***** Record extracts

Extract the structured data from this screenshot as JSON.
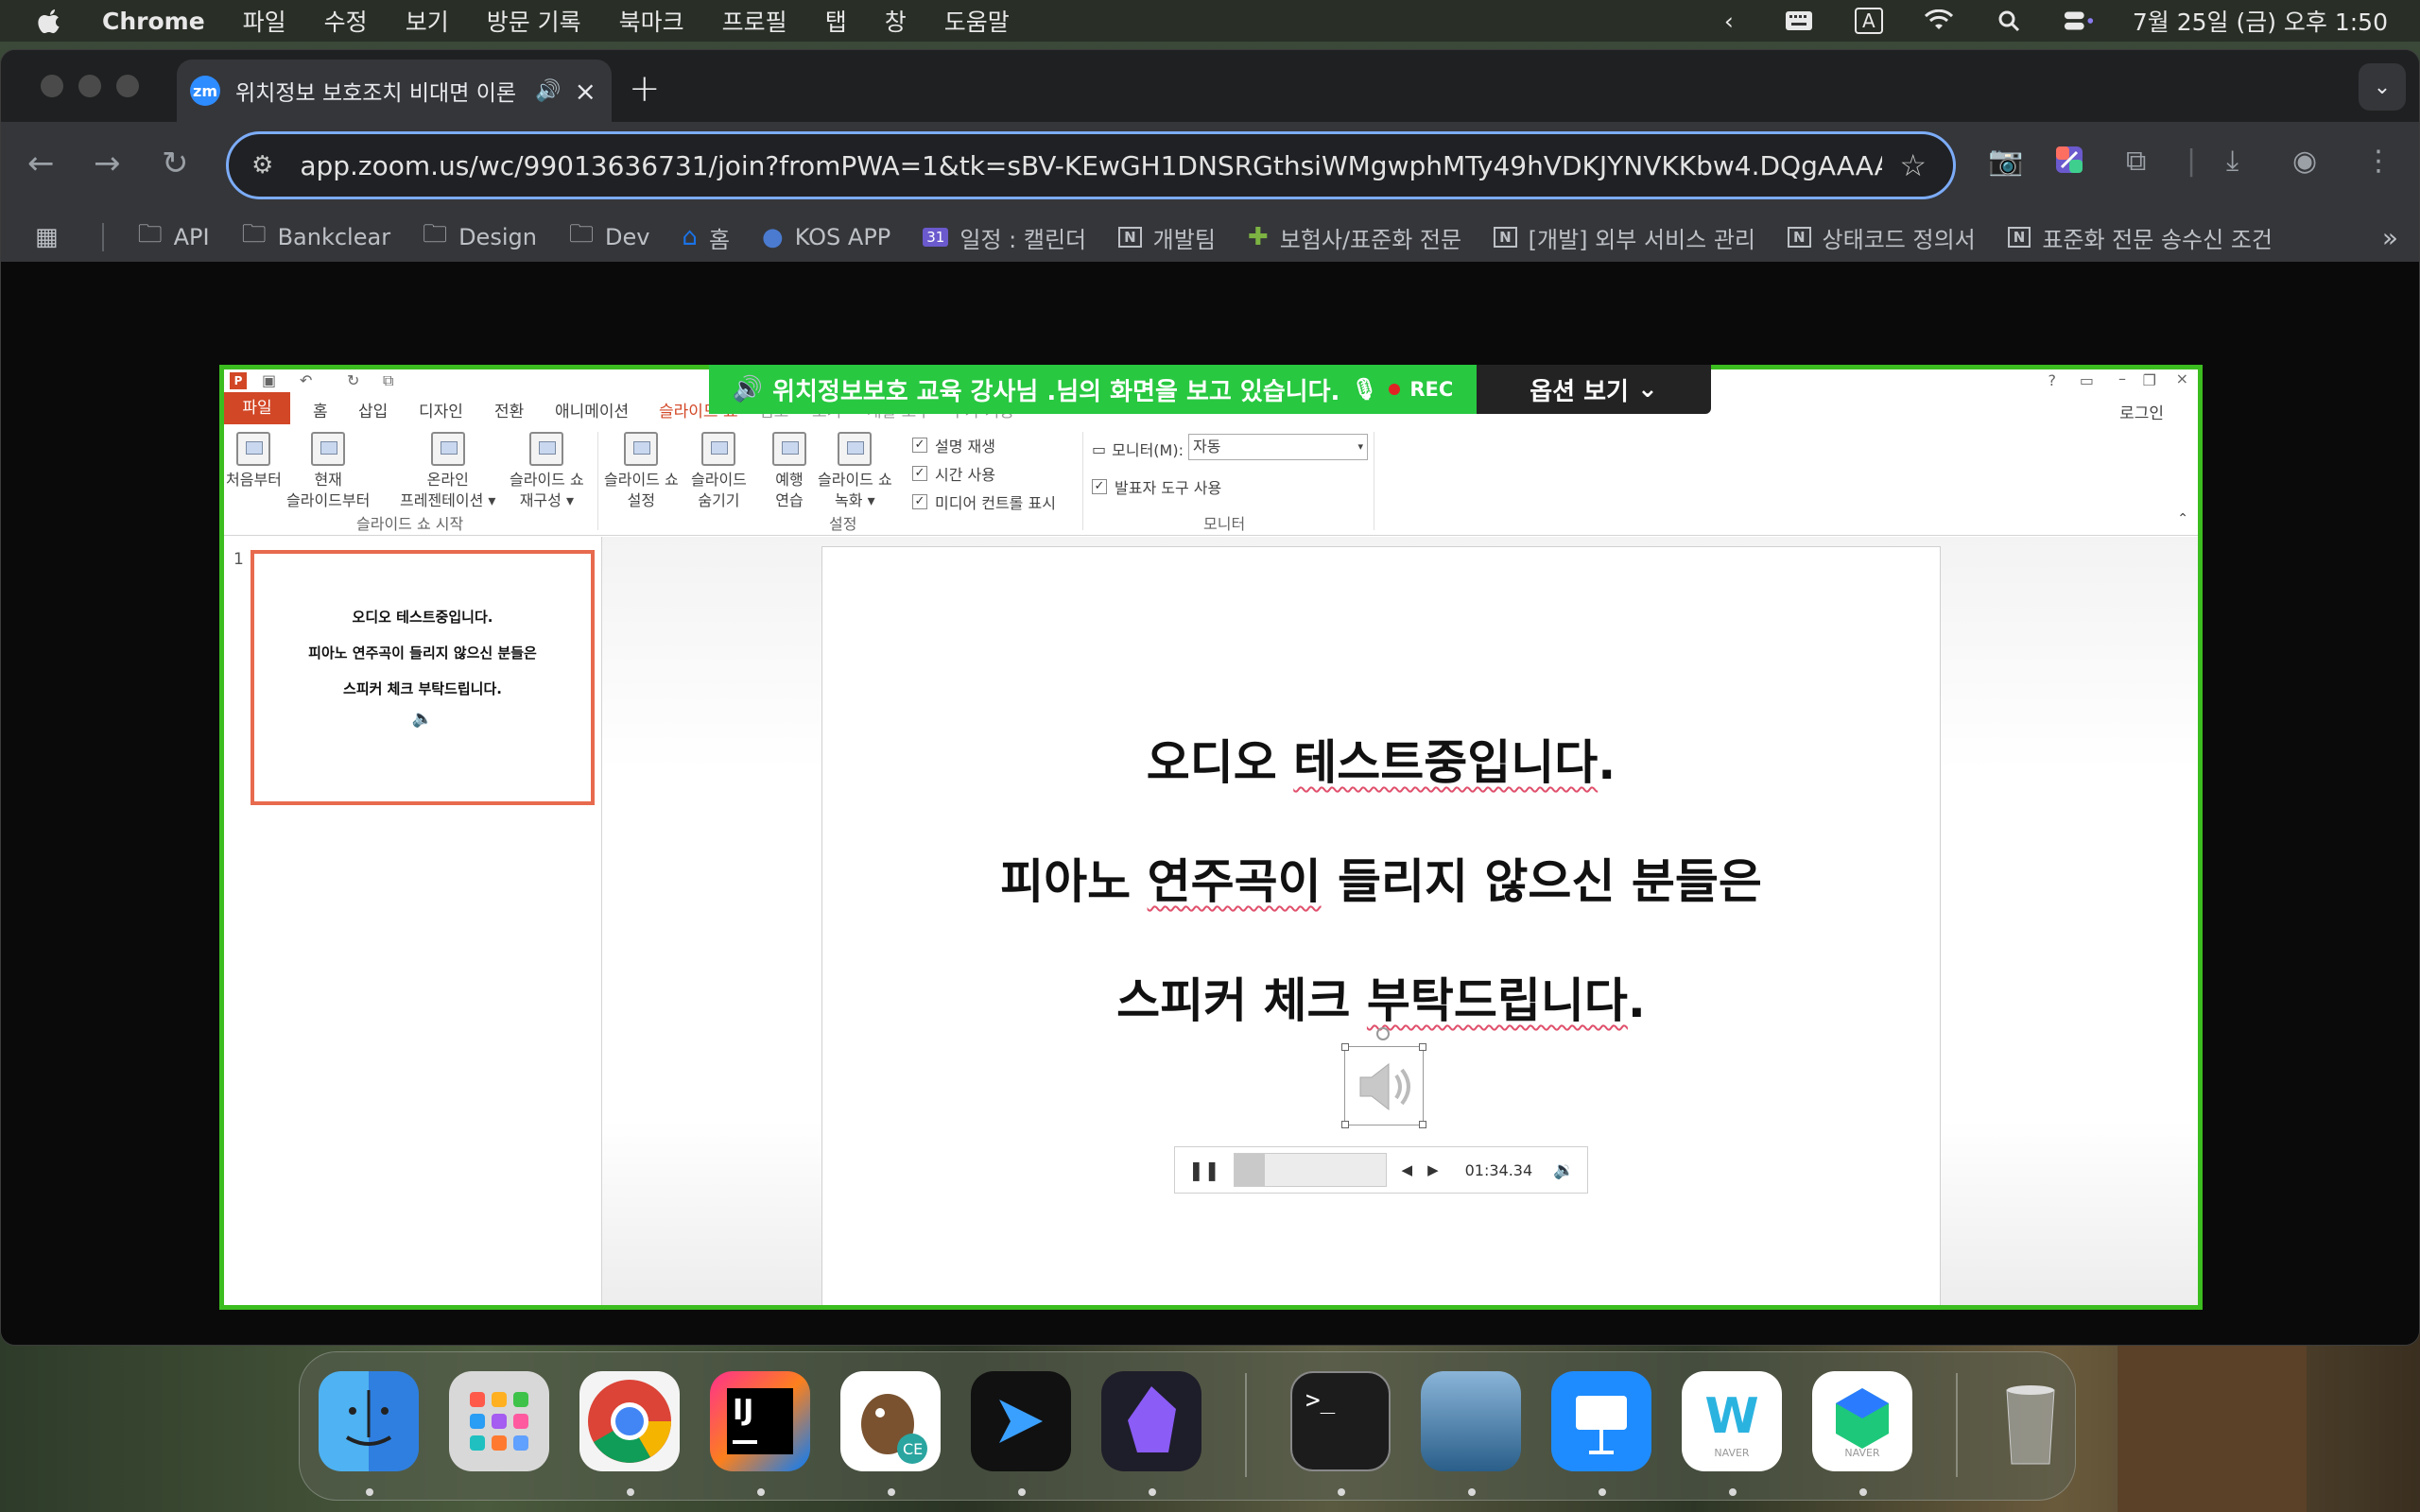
{
  "menubar": {
    "app_name": "Chrome",
    "items": [
      "파일",
      "수정",
      "보기",
      "방문 기록",
      "북마크",
      "프로필",
      "탭",
      "창",
      "도움말"
    ],
    "input_indicator": "A",
    "clock": "7월 25일 (금) 오후 1:50"
  },
  "tab": {
    "favicon": "zm",
    "title": "위치정보 보호조치 비대면 이론"
  },
  "omnibox": {
    "url": "app.zoom.us/wc/99013636731/join?fromPWA=1&tk=sBV-KEwGH1DNSRGthsiWMgwphMTy49hVDKJYNVKKbw4.DQgAAAAX..."
  },
  "bookmarks": [
    {
      "label": "API",
      "icon": "folder-icon"
    },
    {
      "label": "Bankclear",
      "icon": "folder-icon"
    },
    {
      "label": "Design",
      "icon": "folder-icon"
    },
    {
      "label": "Dev",
      "icon": "folder-icon"
    },
    {
      "label": "홈",
      "icon": "home-icon"
    },
    {
      "label": "KOS APP",
      "icon": "app-icon"
    },
    {
      "label": "일정 : 캘린더",
      "icon": "calendar-icon",
      "badge": "31"
    },
    {
      "label": "개발팀",
      "icon": "notion-icon"
    },
    {
      "label": "보험사/표준화 전문",
      "icon": "puzzle-icon"
    },
    {
      "label": "[개발] 외부 서비스 관리",
      "icon": "notion-icon"
    },
    {
      "label": "상태코드 정의서",
      "icon": "notion-icon"
    },
    {
      "label": "표준화 전문 송수신 조건",
      "icon": "notion-icon"
    }
  ],
  "zoom": {
    "banner_text": "위치정보보호 교육 강사님 .님의 화면을 보고 있습니다.",
    "rec": "REC",
    "options_label": "옵션 보기"
  },
  "ppt": {
    "tabs": [
      "파일",
      "홈",
      "삽입",
      "디자인",
      "전환",
      "애니메이션",
      "슬라이드 쇼",
      "검토",
      "보기",
      "개발 도구",
      "추가 기능"
    ],
    "login": "로그인",
    "ribbon": {
      "from_start": "처음부터",
      "from_current_1": "현재",
      "from_current_2": "슬라이드부터",
      "online_1": "온라인",
      "online_2": "프레젠테이션",
      "custom_1": "슬라이드 쇼",
      "custom_2": "재구성",
      "group_start": "슬라이드 쇼 시작",
      "setup_1": "슬라이드 쇼",
      "setup_2": "설정",
      "hide_1": "슬라이드",
      "hide_2": "숨기기",
      "rehearse_1": "예행",
      "rehearse_2": "연습",
      "record_1": "슬라이드 쇼",
      "record_2": "녹화",
      "chk_narration": "설명 재생",
      "chk_timing": "시간 사용",
      "chk_media": "미디어 컨트롤 표시",
      "group_setup": "설정",
      "monitor_label": "모니터(M):",
      "monitor_value": "자동",
      "chk_presenter": "발표자 도구 사용",
      "group_monitor": "모니터"
    },
    "slide_number": "1",
    "slide_lines": [
      "오디오 테스트중입니다.",
      "피아노 연주곡이 들리지 않으신 분들은",
      "스피커 체크 부탁드립니다."
    ],
    "player": {
      "time": "01:34.34",
      "progress": 0.2
    }
  },
  "dock": [
    "Finder",
    "Launchpad",
    "Chrome",
    "IntelliJ IDEA",
    "DBeaver CE",
    "Cursor",
    "Obsidian",
    "Terminal",
    "Preview",
    "Keynote",
    "Whale",
    "NAVER Works"
  ],
  "colors": {
    "zoom_green": "#28c840",
    "share_border": "#3cbd1f",
    "ppt_orange": "#d24726",
    "omnibox_focus": "#7cacf8"
  }
}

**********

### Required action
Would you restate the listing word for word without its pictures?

### Task solution
Extract the structured data from this screenshot as JSON.
{
  "menubar": {
    "app_name": "Chrome",
    "items": [
      "파일",
      "수정",
      "보기",
      "방문 기록",
      "북마크",
      "프로필",
      "탭",
      "창",
      "도움말"
    ],
    "input_indicator": "A",
    "clock": "7월 25일 (금) 오후 1:50"
  },
  "tab": {
    "favicon": "zm",
    "title": "위치정보 보호조치 비대면 이론"
  },
  "omnibox": {
    "url": "app.zoom.us/wc/99013636731/join?fromPWA=1&tk=sBV-KEwGH1DNSRGthsiWMgwphMTy49hVDKJYNVKKbw4.DQgAAAAX..."
  },
  "bookmarks": [
    {
      "label": "API",
      "icon": "folder-icon"
    },
    {
      "label": "Bankclear",
      "icon": "folder-icon"
    },
    {
      "label": "Design",
      "icon": "folder-icon"
    },
    {
      "label": "Dev",
      "icon": "folder-icon"
    },
    {
      "label": "홈",
      "icon": "home-icon"
    },
    {
      "label": "KOS APP",
      "icon": "app-icon"
    },
    {
      "label": "일정 : 캘린더",
      "icon": "calendar-icon",
      "badge": "31"
    },
    {
      "label": "개발팀",
      "icon": "notion-icon"
    },
    {
      "label": "보험사/표준화 전문",
      "icon": "puzzle-icon"
    },
    {
      "label": "[개발] 외부 서비스 관리",
      "icon": "notion-icon"
    },
    {
      "label": "상태코드 정의서",
      "icon": "notion-icon"
    },
    {
      "label": "표준화 전문 송수신 조건",
      "icon": "notion-icon"
    }
  ],
  "zoom": {
    "banner_text": "위치정보보호 교육 강사님 .님의 화면을 보고 있습니다.",
    "rec": "REC",
    "options_label": "옵션 보기"
  },
  "ppt": {
    "tabs": [
      "파일",
      "홈",
      "삽입",
      "디자인",
      "전환",
      "애니메이션",
      "슬라이드 쇼",
      "검토",
      "보기",
      "개발 도구",
      "추가 기능"
    ],
    "login": "로그인",
    "ribbon": {
      "from_start": "처음부터",
      "from_current_1": "현재",
      "from_current_2": "슬라이드부터",
      "online_1": "온라인",
      "online_2": "프레젠테이션",
      "custom_1": "슬라이드 쇼",
      "custom_2": "재구성",
      "group_start": "슬라이드 쇼 시작",
      "setup_1": "슬라이드 쇼",
      "setup_2": "설정",
      "hide_1": "슬라이드",
      "hide_2": "숨기기",
      "rehearse_1": "예행",
      "rehearse_2": "연습",
      "record_1": "슬라이드 쇼",
      "record_2": "녹화",
      "chk_narration": "설명 재생",
      "chk_timing": "시간 사용",
      "chk_media": "미디어 컨트롤 표시",
      "group_setup": "설정",
      "monitor_label": "모니터(M):",
      "monitor_value": "자동",
      "chk_presenter": "발표자 도구 사용",
      "group_monitor": "모니터"
    },
    "slide_number": "1",
    "slide_lines": [
      "오디오 테스트중입니다.",
      "피아노 연주곡이 들리지 않으신 분들은",
      "스피커 체크 부탁드립니다."
    ],
    "player": {
      "time": "01:34.34",
      "progress": 0.2
    }
  },
  "dock": [
    "Finder",
    "Launchpad",
    "Chrome",
    "IntelliJ IDEA",
    "DBeaver CE",
    "Cursor",
    "Obsidian",
    "Terminal",
    "Preview",
    "Keynote",
    "Whale",
    "NAVER Works"
  ],
  "colors": {
    "zoom_green": "#28c840",
    "share_border": "#3cbd1f",
    "ppt_orange": "#d24726",
    "omnibox_focus": "#7cacf8"
  }
}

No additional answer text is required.